• What is needed: Show every line in the records below that contains the word "Stop".

• Dataset items:
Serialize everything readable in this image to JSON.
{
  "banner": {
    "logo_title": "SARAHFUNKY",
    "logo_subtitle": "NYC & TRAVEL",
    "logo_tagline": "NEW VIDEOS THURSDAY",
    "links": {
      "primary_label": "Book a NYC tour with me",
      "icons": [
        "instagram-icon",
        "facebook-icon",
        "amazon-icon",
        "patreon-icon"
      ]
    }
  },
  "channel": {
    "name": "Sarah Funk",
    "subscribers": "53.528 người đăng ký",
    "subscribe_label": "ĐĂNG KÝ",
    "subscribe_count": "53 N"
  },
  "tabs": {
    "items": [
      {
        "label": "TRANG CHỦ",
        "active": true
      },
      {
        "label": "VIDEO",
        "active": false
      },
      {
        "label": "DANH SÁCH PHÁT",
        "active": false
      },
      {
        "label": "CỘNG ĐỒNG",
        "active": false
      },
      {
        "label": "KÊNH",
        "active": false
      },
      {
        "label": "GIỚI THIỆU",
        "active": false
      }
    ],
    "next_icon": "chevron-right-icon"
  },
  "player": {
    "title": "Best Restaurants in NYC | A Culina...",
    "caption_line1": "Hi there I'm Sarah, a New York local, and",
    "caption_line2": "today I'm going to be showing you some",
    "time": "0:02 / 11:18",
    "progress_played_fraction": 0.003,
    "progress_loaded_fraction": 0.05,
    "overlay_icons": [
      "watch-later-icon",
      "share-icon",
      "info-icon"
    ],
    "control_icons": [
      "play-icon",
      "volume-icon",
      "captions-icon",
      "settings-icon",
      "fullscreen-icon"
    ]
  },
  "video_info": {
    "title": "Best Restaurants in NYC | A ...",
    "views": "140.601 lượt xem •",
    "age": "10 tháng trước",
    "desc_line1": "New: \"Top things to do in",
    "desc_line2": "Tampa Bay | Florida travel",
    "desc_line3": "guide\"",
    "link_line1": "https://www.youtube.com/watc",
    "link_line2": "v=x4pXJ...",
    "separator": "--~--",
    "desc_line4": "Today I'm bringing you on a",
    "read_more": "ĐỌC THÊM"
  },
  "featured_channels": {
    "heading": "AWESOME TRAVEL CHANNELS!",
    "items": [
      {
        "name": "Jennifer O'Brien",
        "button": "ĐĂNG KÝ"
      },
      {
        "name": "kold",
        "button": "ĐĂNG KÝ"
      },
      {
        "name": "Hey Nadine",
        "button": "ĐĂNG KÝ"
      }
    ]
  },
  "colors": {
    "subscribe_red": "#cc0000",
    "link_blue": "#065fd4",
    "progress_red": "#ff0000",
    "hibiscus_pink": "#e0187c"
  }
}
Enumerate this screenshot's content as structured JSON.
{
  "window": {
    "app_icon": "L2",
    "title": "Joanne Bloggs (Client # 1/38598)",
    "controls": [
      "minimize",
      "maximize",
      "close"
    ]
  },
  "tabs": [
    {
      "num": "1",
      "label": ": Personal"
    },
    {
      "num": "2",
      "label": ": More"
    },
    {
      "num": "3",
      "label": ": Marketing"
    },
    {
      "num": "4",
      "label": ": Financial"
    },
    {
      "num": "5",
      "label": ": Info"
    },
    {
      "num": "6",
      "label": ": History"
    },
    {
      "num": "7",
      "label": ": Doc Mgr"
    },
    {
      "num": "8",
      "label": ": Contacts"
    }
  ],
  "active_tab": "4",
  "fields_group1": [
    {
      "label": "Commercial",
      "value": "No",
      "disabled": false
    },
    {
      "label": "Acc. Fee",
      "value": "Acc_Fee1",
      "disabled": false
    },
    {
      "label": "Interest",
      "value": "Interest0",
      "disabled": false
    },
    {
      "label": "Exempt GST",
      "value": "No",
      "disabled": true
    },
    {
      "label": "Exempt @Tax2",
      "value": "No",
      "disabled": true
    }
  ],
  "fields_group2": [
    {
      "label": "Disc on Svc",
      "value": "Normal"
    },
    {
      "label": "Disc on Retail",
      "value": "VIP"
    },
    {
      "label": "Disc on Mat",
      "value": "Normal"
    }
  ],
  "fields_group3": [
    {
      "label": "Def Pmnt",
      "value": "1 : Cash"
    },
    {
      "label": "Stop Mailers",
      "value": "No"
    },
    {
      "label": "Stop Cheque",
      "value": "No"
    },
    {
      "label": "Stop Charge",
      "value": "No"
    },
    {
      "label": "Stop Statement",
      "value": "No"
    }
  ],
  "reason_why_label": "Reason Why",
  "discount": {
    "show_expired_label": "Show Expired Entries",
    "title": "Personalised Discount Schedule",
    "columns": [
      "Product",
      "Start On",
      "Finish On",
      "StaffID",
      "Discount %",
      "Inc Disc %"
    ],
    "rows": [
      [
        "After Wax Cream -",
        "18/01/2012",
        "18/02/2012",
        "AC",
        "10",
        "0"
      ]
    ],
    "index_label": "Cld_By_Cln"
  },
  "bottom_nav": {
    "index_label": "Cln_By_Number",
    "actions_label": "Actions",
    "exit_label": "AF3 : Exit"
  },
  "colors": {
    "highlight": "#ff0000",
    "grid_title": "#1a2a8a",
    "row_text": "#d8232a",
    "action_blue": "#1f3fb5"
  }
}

• Solution to the exercise:
      "label": "Stop Mailers",
      "label": "Stop Cheque",
      "label": "Stop Charge",
      "label": "Stop Statement",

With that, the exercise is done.